- REQUIRED ACTION:
The answer should consist of each line below that contains the word "label".

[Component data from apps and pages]
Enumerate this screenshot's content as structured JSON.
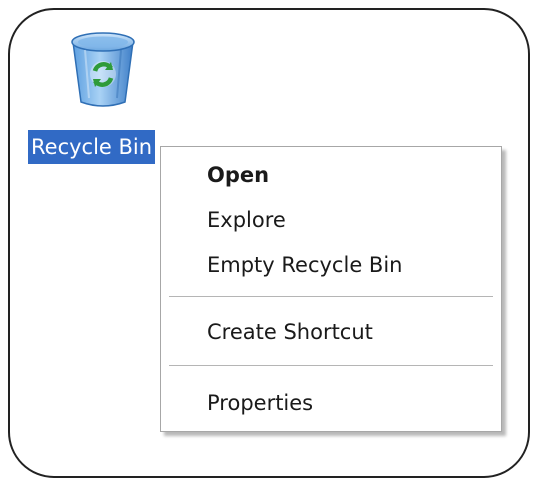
{
  "desktop": {
    "icon": {
      "name": "recycle-bin-icon",
      "label": "Recycle Bin",
      "selection_color": "#316ac5"
    }
  },
  "context_menu": {
    "items": [
      {
        "label": "Open",
        "default": true
      },
      {
        "label": "Explore"
      },
      {
        "label": "Empty Recycle Bin"
      },
      {
        "label": "Create Shortcut"
      },
      {
        "label": "Properties"
      }
    ]
  }
}
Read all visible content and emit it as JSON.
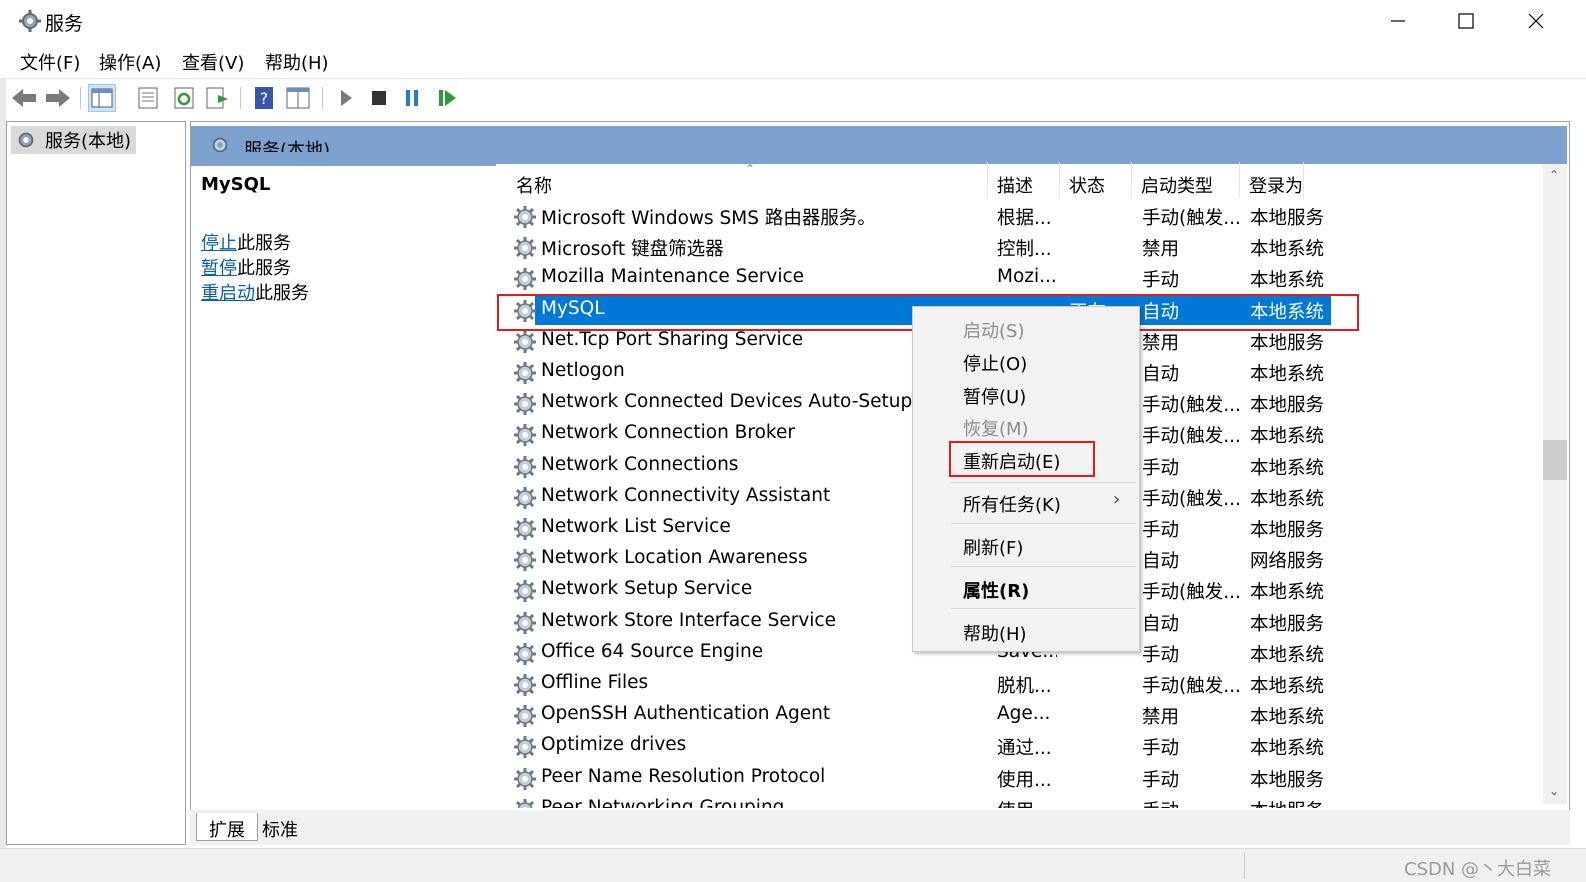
{
  "window": {
    "title": "服务"
  },
  "menu": [
    "文件(F)",
    "操作(A)",
    "查看(V)",
    "帮助(H)"
  ],
  "toolbar_icons": [
    "back-arrow-icon",
    "forward-arrow-icon",
    "console-tree-icon",
    "properties-icon",
    "refresh-icon",
    "export-list-icon",
    "help-icon",
    "extended-view-icon",
    "start-service-icon",
    "stop-service-icon",
    "pause-service-icon",
    "resume-service-icon"
  ],
  "left_pane": {
    "item": "服务(本地)"
  },
  "main": {
    "header": "服务(本地)",
    "selected_service": "MySQL",
    "actions": [
      {
        "link": "停止",
        "text": "此服务"
      },
      {
        "link": "暂停",
        "text": "此服务"
      },
      {
        "link": "重启动",
        "text": "此服务"
      }
    ]
  },
  "table": {
    "columns": [
      "名称",
      "描述",
      "状态",
      "启动类型",
      "登录为"
    ],
    "rows": [
      {
        "name": "Microsoft Windows SMS 路由器服务。",
        "desc": "根据...",
        "status": "",
        "startup": "手动(触发...",
        "logon": "本地服务"
      },
      {
        "name": "Microsoft 键盘筛选器",
        "desc": "控制...",
        "status": "",
        "startup": "禁用",
        "logon": "本地系统"
      },
      {
        "name": "Mozilla Maintenance Service",
        "desc": "Mozi...",
        "status": "",
        "startup": "手动",
        "logon": "本地系统"
      },
      {
        "name": "MySQL",
        "desc": "",
        "status": "正在...",
        "startup": "自动",
        "logon": "本地系统"
      },
      {
        "name": "Net.Tcp Port Sharing Service",
        "desc": "",
        "status": "",
        "startup": "禁用",
        "logon": "本地服务"
      },
      {
        "name": "Netlogon",
        "desc": "",
        "status": "",
        "startup": "自动",
        "logon": "本地系统"
      },
      {
        "name": "Network Connected Devices Auto-Setup",
        "desc": "",
        "status": "",
        "startup": "手动(触发...",
        "logon": "本地服务"
      },
      {
        "name": "Network Connection Broker",
        "desc": "",
        "status": "",
        "startup": "手动(触发...",
        "logon": "本地系统"
      },
      {
        "name": "Network Connections",
        "desc": "",
        "status": "",
        "startup": "手动",
        "logon": "本地系统"
      },
      {
        "name": "Network Connectivity Assistant",
        "desc": "",
        "status": "",
        "startup": "手动(触发...",
        "logon": "本地系统"
      },
      {
        "name": "Network List Service",
        "desc": "",
        "status": "",
        "startup": "手动",
        "logon": "本地服务"
      },
      {
        "name": "Network Location Awareness",
        "desc": "",
        "status": "",
        "startup": "自动",
        "logon": "网络服务"
      },
      {
        "name": "Network Setup Service",
        "desc": "",
        "status": "",
        "startup": "手动(触发...",
        "logon": "本地系统"
      },
      {
        "name": "Network Store Interface Service",
        "desc": "",
        "status": "",
        "startup": "自动",
        "logon": "本地服务"
      },
      {
        "name": "Office 64 Source Engine",
        "desc": "Save...",
        "status": "",
        "startup": "手动",
        "logon": "本地系统"
      },
      {
        "name": "Offline Files",
        "desc": "脱机...",
        "status": "",
        "startup": "手动(触发...",
        "logon": "本地系统"
      },
      {
        "name": "OpenSSH Authentication Agent",
        "desc": "Age...",
        "status": "",
        "startup": "禁用",
        "logon": "本地系统"
      },
      {
        "name": "Optimize drives",
        "desc": "通过...",
        "status": "",
        "startup": "手动",
        "logon": "本地系统"
      },
      {
        "name": "Peer Name Resolution Protocol",
        "desc": "使用...",
        "status": "",
        "startup": "手动",
        "logon": "本地服务"
      },
      {
        "name": "Peer Networking Grouping",
        "desc": "使用...",
        "status": "",
        "startup": "手动",
        "logon": "本地服务"
      }
    ]
  },
  "context_menu": {
    "start": "启动(S)",
    "stop": "停止(O)",
    "pause": "暂停(U)",
    "resume": "恢复(M)",
    "restart": "重新启动(E)",
    "all_tasks": "所有任务(K)",
    "submenu_arrow": "›",
    "refresh": "刷新(F)",
    "properties": "属性(R)",
    "help": "帮助(H)"
  },
  "tabs": [
    "扩展",
    "标准"
  ],
  "status": {
    "watermark": "CSDN @丶大白菜"
  },
  "colors": {
    "selection": "#0078d7",
    "header": "#7da1cf",
    "highlight_box": "#e21b1b",
    "link": "#0a5fb4"
  }
}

- YOUR RESPONSE:
      "label": "Recycle Bin",
        "label": "Open",
        "label": "Explore"
        "label": "Empty Recycle Bin"
        "label": "Create Shortcut"
        "label": "Properties"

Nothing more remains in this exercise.